  • Triple Bottom Line is a business philosophy based in economic sustainability whose three points of the triangle are People, Profits, and Planet. Whereas many consider the environment and design when it comes to the planet and its resources, economic sustainability means a golf business that pleases customers, employs capable people, and pays bills. A Triple Bottom Line philosophy keeps businesses focused on the big picture and be successful as well. Following this philosophy closely does not mean an adverse effect on profitability either.

Chuck Bennell, President, Tam O’Shanter Golf Course

10:45 am to 11:45 am: The Rules of Golf: Roadblock to Affordability?

  • Many think that the rules of golf are so complicated that it inhibits the growth of the game.
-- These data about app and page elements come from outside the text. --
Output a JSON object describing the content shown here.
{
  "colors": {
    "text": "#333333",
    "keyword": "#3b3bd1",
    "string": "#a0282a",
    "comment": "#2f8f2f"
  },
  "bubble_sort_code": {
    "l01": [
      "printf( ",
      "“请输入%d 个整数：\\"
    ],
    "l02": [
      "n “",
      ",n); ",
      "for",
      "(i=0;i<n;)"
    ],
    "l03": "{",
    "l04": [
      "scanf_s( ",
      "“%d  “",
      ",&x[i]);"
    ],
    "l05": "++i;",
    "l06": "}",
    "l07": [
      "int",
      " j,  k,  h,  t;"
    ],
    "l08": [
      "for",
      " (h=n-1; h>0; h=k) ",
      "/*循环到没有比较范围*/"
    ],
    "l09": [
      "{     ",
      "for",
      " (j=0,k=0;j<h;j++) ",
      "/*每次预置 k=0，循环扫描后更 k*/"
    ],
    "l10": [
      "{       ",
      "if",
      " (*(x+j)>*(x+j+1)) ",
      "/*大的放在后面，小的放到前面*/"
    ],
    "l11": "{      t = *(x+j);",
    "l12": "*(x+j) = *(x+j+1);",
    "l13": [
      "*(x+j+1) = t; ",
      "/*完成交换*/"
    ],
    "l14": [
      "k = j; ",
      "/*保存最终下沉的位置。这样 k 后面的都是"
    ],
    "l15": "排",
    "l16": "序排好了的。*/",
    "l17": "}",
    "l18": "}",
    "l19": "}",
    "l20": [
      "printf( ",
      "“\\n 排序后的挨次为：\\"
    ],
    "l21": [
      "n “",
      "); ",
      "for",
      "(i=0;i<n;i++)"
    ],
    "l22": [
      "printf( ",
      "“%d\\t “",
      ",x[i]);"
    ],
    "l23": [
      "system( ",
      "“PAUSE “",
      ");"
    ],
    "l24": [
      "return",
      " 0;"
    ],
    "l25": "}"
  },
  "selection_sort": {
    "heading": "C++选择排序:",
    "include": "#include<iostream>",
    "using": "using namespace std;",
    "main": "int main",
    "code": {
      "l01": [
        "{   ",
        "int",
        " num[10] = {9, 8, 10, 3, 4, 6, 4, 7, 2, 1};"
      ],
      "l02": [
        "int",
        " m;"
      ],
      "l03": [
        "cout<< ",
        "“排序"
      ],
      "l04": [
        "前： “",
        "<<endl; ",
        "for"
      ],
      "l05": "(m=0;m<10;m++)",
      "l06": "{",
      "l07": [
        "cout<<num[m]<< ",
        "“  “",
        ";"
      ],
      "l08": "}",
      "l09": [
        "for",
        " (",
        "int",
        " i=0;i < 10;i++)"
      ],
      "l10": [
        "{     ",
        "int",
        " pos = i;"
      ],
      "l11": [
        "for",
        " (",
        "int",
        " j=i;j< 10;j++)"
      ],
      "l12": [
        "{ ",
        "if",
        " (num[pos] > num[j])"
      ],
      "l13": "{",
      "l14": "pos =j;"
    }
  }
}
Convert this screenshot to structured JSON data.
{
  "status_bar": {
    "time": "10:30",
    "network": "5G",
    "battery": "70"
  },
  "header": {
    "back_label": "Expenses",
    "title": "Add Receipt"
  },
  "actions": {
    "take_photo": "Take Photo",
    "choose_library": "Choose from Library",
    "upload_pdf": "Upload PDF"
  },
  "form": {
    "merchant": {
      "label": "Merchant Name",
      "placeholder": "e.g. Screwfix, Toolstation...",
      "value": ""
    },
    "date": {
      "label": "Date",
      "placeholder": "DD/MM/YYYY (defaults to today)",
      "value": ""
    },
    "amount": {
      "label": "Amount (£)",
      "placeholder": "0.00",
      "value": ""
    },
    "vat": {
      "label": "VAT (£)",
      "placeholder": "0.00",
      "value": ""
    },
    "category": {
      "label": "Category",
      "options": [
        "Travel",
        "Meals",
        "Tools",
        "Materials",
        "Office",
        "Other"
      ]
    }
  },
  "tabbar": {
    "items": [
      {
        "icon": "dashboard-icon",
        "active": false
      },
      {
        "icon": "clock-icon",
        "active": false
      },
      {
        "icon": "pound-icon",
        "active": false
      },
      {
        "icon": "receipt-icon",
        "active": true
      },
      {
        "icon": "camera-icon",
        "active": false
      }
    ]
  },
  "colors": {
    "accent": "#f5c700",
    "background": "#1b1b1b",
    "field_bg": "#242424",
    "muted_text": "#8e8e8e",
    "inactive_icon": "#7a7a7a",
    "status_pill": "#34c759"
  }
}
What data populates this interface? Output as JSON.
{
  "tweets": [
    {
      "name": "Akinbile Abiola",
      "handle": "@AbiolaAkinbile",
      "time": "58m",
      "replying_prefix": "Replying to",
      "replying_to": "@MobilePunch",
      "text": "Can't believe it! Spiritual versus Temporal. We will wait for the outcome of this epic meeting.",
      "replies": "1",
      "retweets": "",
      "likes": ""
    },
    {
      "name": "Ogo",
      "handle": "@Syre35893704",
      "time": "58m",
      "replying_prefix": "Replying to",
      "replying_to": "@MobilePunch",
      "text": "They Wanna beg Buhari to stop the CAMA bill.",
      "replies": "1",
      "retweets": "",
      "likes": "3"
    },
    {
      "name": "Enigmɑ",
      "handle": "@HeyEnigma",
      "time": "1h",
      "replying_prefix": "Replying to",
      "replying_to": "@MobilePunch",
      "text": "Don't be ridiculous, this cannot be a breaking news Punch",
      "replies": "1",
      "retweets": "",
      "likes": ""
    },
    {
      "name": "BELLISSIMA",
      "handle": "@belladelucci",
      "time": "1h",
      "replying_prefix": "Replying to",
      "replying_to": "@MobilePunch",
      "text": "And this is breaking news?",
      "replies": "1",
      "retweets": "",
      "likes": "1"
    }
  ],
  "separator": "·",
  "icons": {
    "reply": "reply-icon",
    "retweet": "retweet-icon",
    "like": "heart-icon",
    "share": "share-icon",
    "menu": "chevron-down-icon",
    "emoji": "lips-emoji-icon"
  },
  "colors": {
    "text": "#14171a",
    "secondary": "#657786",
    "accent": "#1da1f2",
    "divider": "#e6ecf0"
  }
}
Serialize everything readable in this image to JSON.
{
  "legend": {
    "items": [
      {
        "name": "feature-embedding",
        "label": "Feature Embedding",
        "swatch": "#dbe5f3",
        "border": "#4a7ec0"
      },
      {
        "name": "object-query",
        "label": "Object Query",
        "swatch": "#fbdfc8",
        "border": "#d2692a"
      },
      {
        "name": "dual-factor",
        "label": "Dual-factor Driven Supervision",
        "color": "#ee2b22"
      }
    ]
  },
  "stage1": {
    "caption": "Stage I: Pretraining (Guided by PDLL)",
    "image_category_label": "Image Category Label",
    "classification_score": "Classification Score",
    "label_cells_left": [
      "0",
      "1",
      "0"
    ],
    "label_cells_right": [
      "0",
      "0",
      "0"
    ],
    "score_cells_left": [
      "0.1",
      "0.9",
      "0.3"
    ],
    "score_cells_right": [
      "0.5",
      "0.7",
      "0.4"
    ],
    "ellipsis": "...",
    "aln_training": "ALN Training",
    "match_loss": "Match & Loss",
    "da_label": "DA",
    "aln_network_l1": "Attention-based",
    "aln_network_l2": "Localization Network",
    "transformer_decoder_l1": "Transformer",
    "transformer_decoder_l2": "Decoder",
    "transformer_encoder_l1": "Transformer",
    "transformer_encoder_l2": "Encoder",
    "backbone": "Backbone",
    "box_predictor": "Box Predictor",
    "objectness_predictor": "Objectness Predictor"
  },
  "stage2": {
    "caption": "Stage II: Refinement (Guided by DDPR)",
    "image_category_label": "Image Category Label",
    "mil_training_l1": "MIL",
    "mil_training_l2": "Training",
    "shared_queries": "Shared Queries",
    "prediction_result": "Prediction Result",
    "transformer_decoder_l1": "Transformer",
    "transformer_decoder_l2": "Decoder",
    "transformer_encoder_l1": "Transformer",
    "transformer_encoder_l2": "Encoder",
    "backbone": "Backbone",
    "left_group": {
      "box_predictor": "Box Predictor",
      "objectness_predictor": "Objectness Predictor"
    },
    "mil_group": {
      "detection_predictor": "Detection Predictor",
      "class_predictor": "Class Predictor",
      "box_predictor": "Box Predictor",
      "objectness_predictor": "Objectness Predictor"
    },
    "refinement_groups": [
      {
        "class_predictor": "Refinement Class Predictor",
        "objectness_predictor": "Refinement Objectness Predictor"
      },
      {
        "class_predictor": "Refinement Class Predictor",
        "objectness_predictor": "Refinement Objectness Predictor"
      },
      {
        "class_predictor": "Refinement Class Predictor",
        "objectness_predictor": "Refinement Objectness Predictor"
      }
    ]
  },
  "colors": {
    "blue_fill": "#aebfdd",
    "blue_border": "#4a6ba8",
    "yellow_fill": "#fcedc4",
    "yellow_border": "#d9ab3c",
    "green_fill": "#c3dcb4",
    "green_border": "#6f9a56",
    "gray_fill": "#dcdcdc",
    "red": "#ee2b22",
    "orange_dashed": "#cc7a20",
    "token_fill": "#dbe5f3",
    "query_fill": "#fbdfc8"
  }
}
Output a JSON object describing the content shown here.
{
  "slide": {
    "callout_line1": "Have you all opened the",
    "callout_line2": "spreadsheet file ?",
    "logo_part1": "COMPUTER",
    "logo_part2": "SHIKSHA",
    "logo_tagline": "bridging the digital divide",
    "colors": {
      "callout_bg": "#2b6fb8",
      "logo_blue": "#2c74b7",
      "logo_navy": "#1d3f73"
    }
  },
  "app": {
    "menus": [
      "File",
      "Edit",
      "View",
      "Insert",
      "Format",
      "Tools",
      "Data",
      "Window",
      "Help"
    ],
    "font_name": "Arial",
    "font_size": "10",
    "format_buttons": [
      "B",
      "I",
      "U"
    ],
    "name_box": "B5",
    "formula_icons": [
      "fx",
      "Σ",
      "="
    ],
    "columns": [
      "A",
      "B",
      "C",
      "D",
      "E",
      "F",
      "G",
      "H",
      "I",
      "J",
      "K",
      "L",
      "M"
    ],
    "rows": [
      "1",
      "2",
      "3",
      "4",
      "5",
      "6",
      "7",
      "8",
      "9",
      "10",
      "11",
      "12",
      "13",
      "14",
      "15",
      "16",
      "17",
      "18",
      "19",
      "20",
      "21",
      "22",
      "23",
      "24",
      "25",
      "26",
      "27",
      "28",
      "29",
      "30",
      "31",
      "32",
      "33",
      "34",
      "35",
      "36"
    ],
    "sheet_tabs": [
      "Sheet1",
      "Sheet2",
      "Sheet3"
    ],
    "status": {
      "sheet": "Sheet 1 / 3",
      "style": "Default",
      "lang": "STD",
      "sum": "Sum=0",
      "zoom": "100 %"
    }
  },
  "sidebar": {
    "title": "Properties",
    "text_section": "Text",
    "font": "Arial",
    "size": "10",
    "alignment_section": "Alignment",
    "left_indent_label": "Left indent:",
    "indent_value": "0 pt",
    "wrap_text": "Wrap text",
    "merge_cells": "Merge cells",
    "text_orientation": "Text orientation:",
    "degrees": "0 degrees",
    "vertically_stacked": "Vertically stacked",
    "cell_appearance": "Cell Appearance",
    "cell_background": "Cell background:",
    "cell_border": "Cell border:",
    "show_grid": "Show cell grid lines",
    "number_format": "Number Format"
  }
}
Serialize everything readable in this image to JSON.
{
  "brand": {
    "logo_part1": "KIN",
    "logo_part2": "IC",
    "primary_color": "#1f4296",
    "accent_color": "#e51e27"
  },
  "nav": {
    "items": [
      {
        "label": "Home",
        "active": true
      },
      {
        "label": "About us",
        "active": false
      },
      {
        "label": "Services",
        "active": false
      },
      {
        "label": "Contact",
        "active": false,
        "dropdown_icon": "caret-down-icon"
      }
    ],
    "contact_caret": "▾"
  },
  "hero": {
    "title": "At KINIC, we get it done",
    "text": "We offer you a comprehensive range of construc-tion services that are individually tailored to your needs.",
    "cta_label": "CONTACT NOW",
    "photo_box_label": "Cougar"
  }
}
Is that truly the case or is it just an excuse masking other issues? Does the new golfer know anything about the rules of golf or even care? If the rules of golf are indeed a roadblock to the game, what can be done to fix this problem? How can golf courses use the Rules of Golf to their advantage in making the game more accessible and affordable? Are the Rules of Golf a contributor to the cost of the game? How does the general public look at Rolex’s sponsorship of the actual Rules of Golf publication?

Scott Cain, PGA Master Professional
John Morrissett, Competitions Director, Erin Hills

11:45 am to 12:00 pm: Final Thoughts

Open Discussion


Golf Outing on Southern Pines Golf Club

Tee Times Beginning at 1:00 pm




Southern Pines Golf Club and the Symposium on Affordable Golf invite you to tee it up for 18 holes of some of the best golf that the Sandhills of North Carolina can provide. Legendary golf course architect Donald Ross carved 18 of perhaps the most rewarding golf holes in the region. A true shotmaker's golf course, Ross gives players options. At 6300 yards, Southern Pines does not measure up to today's length of courses, but it makes up for it through a variety of shots from the tee and even more challenges into the greens. The result continues to prove the course's notoriety as the most entertaining 18 holes of golf in the area. A throwback to days gone by, where bump and run shots were the norm and tee shots demanded precision over length. One trip around this Ross gem will leave you wanting more, not just at that moment, but rather each every time you tee it up.


Date: Tuesday, October 29th, 2013

Time: Tee Times will start at 1:00 pm

Limited Space Available